It’s too early to place bets on the ultimate winners of the great vehicle electrification race, but the best odds are on automakers and suppliers that embrace disruption and empower innovation to fulfill customer expectations. The accelerated pace of invention and transformation across the entire electrified vehicle (EV) ecosystem is creating countless opportunities and obstacles, as reinforced in Molex’s recent survey, Innovation in Automotive Electrification.
Global Cross-Industry Collaboration Accelerates Electrification Success
The pace of growth and adoption of electric vehicles is undeniable. New models and technologies are launched with regularity and players outside the automotive segment are dabbling in meaningful, game changing ways. But how has the shift happened so quickly, particularly against a backdrop of otherwise challenging socio-economic difficulties globally?
On the Road to an Electrified Vehicle Future
An electrified vehicle future is on the horizon, as global automakers announce new electric fleets and invest in new technologies and EV battery plants to fuel next-generation innovations. Meanwhile, an ever-increasing roster of government incentives and regulations is spurring momentum for consumers, the automotive industry and the environment. The Innovation in Automotive Electrification survey was commissioned by Molex and conducted by Dimensional Research in October 2021, polling more than 200 participants at automotive companies, Tier 1 or 2 suppliers, as well as charging station providers in North America, EMEA and APAC.
Smart Agriculture in Depth
Farmers are under pressure to grow more food while minimizing their environmental impact. Smart ag has emerged as one of the most valuable tools to enable this.
Practitioner-Centered Design: Precision-Driven Decisions
Design thinking has become a guiding principle for new product breakthroughs in drug delivery, diagnostic and MedTech device innovations by helping to inform product performance based on patients’ lifestyles, abilities and preferences. In a human-centered design blog authored by my Phillips-Medisize colleague Brett Landrum, he stressed the critical need for form to follow function in improving patient compliance and medical outcomes.
Smart Devices Require Smarts
Medicine has relied on mechanical devices to help treat patients for decades. These devices have ranged in complexity from stents and shunts to dialysis machines and ventilators. As we settle into this age of data, the pressure to connect, control, instrument and analyze the operation of such devices and their impact on health has grown exponentially.
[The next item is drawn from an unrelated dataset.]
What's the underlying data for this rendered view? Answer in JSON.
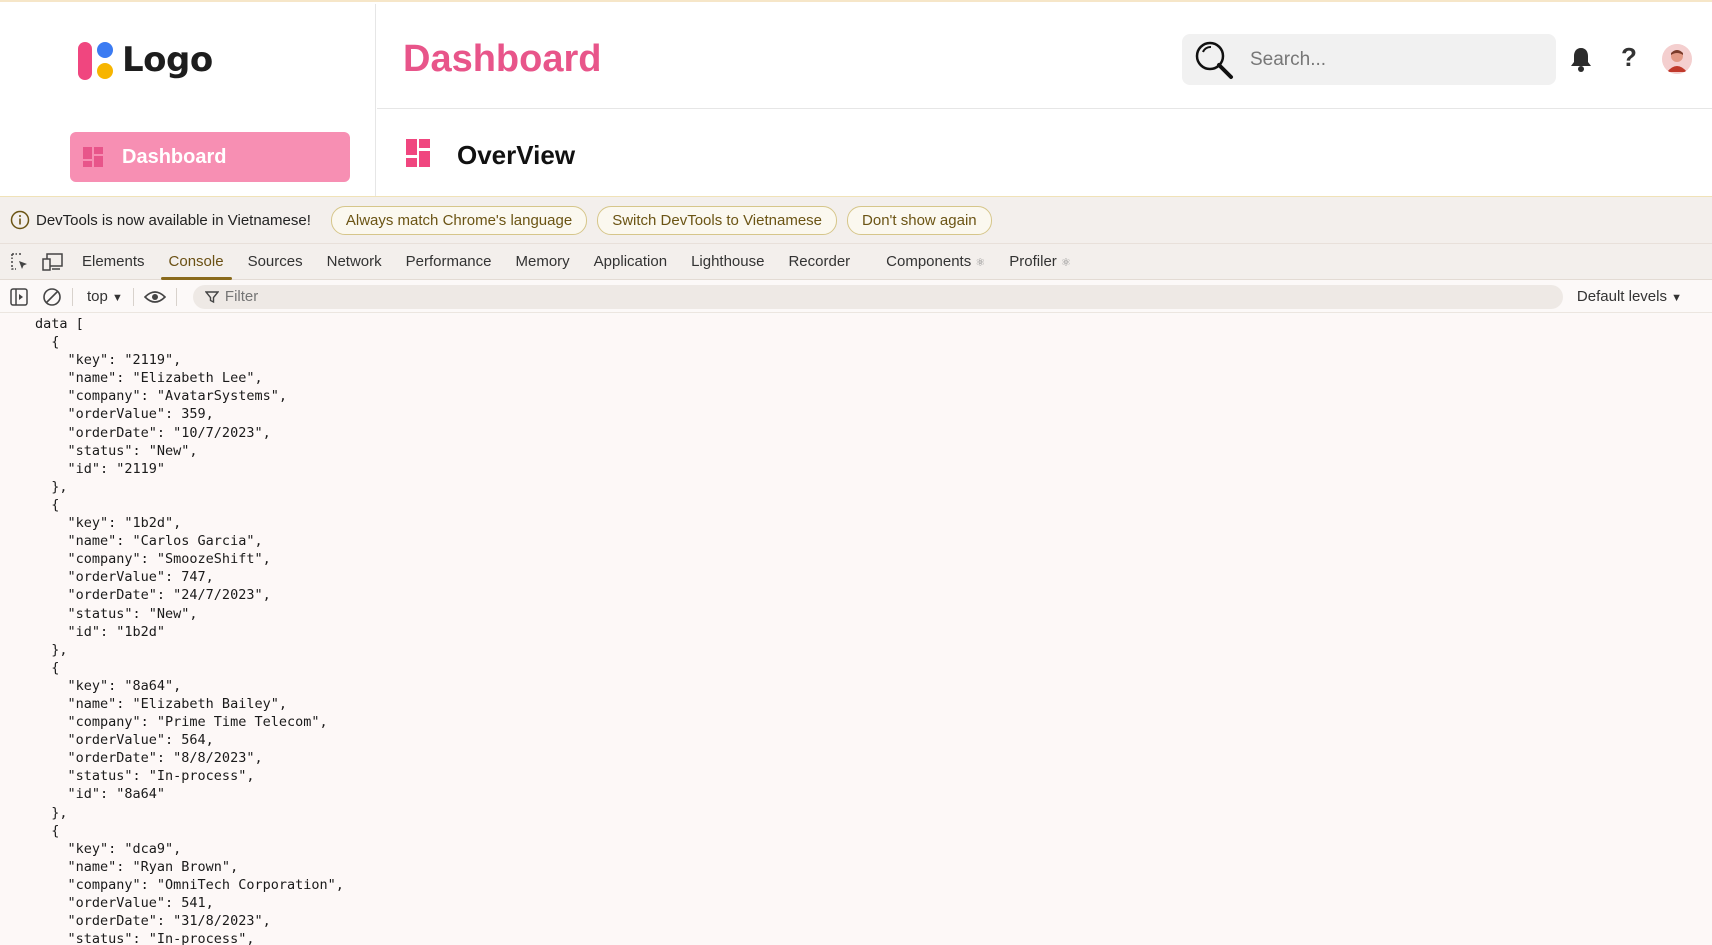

After all, at a time when my watch can share heart rate and oxygen saturation, surely any physician-prescribed monitoring device should be able to provide relevant medical insight too?